TASK INSTRUCTIONS »
Find every line below where the word "Settings" occurs, then give how many you found and nothing else.

---------- GIVEN DATA ----------

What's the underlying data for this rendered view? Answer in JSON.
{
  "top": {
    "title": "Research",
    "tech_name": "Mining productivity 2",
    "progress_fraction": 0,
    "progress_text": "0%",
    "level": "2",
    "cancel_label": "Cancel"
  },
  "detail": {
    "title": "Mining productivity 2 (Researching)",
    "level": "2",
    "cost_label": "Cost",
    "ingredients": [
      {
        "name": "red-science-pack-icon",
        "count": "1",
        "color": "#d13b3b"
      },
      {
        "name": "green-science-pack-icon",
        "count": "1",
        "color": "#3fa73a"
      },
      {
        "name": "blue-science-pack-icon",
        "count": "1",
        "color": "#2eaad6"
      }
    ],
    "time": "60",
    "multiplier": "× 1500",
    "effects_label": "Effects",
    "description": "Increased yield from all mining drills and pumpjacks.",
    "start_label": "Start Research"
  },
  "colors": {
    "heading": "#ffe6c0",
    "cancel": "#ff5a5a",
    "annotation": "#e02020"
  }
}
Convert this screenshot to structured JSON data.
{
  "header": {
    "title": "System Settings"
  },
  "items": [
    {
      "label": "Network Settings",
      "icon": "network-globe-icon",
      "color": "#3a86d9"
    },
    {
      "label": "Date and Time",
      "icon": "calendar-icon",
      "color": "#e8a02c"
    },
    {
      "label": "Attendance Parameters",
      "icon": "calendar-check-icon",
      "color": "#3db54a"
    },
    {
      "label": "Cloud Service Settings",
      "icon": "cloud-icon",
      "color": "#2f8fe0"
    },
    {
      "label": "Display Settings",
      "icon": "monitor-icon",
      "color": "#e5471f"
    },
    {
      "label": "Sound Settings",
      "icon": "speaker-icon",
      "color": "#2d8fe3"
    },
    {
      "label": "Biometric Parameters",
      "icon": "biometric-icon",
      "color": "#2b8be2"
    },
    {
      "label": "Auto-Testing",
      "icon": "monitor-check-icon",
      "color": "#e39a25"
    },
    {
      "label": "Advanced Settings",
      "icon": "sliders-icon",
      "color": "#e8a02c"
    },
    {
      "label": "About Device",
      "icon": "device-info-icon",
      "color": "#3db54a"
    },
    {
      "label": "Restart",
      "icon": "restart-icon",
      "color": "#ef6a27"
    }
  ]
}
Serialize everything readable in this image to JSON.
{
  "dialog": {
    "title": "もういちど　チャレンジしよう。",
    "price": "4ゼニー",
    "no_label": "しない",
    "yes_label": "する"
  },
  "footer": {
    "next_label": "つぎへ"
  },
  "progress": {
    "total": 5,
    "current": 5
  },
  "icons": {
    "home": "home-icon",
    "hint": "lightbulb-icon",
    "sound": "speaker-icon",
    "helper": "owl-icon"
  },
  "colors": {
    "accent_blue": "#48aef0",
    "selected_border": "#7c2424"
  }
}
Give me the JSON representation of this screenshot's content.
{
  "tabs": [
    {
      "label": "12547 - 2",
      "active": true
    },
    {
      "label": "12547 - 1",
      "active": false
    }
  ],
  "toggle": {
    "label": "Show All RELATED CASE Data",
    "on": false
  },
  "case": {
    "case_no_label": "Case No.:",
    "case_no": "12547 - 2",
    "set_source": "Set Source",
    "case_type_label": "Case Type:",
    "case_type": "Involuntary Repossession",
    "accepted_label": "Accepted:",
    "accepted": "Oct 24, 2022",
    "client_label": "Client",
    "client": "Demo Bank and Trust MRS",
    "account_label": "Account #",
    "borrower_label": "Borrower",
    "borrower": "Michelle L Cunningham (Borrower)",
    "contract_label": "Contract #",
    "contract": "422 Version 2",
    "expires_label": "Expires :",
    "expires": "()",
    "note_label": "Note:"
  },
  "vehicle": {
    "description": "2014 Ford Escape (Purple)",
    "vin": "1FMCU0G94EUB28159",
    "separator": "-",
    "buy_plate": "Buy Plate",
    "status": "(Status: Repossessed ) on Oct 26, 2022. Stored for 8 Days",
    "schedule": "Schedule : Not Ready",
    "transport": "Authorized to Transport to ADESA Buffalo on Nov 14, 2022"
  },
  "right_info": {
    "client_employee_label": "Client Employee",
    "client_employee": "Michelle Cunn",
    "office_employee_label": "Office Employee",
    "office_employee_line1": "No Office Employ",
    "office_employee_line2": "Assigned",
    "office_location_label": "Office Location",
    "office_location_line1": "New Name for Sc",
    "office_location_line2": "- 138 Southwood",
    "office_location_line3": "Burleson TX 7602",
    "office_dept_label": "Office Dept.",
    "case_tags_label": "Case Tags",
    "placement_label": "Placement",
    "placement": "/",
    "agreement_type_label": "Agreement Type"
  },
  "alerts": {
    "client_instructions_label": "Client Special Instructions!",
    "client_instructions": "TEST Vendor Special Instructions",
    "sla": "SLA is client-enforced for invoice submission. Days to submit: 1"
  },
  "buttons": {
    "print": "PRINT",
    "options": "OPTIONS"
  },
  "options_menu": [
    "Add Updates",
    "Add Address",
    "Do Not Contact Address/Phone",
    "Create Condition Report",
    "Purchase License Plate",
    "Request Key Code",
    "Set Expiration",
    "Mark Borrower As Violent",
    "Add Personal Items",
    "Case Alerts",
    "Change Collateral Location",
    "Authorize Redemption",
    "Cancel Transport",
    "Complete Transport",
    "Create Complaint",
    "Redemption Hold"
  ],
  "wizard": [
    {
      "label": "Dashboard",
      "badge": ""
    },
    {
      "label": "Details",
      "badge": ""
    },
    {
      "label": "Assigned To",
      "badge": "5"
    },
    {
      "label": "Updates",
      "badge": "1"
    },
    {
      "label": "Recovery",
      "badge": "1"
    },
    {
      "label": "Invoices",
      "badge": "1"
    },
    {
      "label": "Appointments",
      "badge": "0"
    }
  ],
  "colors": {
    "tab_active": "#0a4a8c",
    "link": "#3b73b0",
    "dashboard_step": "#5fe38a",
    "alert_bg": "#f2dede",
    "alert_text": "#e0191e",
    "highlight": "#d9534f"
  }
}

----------

COMPLETED TASK »
6